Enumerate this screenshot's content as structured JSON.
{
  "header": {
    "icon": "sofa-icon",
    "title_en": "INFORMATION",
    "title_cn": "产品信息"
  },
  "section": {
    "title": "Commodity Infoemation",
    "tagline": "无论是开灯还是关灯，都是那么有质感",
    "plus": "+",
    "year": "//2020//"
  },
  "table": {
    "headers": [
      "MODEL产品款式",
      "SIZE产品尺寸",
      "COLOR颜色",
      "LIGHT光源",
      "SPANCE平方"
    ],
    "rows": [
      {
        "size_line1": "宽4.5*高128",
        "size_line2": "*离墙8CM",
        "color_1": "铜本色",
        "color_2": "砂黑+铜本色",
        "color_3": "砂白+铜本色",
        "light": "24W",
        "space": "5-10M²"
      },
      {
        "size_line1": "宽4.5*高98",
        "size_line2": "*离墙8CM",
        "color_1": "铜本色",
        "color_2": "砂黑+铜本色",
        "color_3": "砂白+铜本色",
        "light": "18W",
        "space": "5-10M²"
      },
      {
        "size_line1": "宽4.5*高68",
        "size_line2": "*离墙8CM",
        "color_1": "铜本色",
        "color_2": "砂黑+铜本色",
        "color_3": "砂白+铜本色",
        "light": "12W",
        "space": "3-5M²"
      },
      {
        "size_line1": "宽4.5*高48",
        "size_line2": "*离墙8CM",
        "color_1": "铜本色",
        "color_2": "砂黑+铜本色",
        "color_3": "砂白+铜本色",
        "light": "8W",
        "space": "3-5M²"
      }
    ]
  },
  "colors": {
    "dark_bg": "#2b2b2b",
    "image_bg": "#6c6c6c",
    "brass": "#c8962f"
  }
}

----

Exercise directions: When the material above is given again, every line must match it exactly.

Answer to the problem:
Enumerate this screenshot's content as structured JSON.
{
  "header": {
    "icon": "sofa-icon",
    "title_en": "INFORMATION",
    "title_cn": "产品信息"
  },
  "section": {
    "title": "Commodity Infoemation",
    "tagline": "无论是开灯还是关灯，都是那么有质感",
    "plus": "+",
    "year": "//2020//"
  },
  "table": {
    "headers": [
      "MODEL产品款式",
      "SIZE产品尺寸",
      "COLOR颜色",
      "LIGHT光源",
      "SPANCE平方"
    ],
    "rows": [
      {
        "size_line1": "宽4.5*高128",
        "size_line2": "*离墙8CM",
        "color_1": "铜本色",
        "color_2": "砂黑+铜本色",
        "color_3": "砂白+铜本色",
        "light": "24W",
        "space": "5-10M²"
      },
      {
        "size_line1": "宽4.5*高98",
        "size_line2": "*离墙8CM",
        "color_1": "铜本色",
        "color_2": "砂黑+铜本色",
        "color_3": "砂白+铜本色",
        "light": "18W",
        "space": "5-10M²"
      },
      {
        "size_line1": "宽4.5*高68",
        "size_line2": "*离墙8CM",
        "color_1": "铜本色",
        "color_2": "砂黑+铜本色",
        "color_3": "砂白+铜本色",
        "light": "12W",
        "space": "3-5M²"
      },
      {
        "size_line1": "宽4.5*高48",
        "size_line2": "*离墙8CM",
        "color_1": "铜本色",
        "color_2": "砂黑+铜本色",
        "color_3": "砂白+铜本色",
        "light": "8W",
        "space": "3-5M²"
      }
    ]
  },
  "colors": {
    "dark_bg": "#2b2b2b",
    "image_bg": "#6c6c6c",
    "brass": "#c8962f"
  }
}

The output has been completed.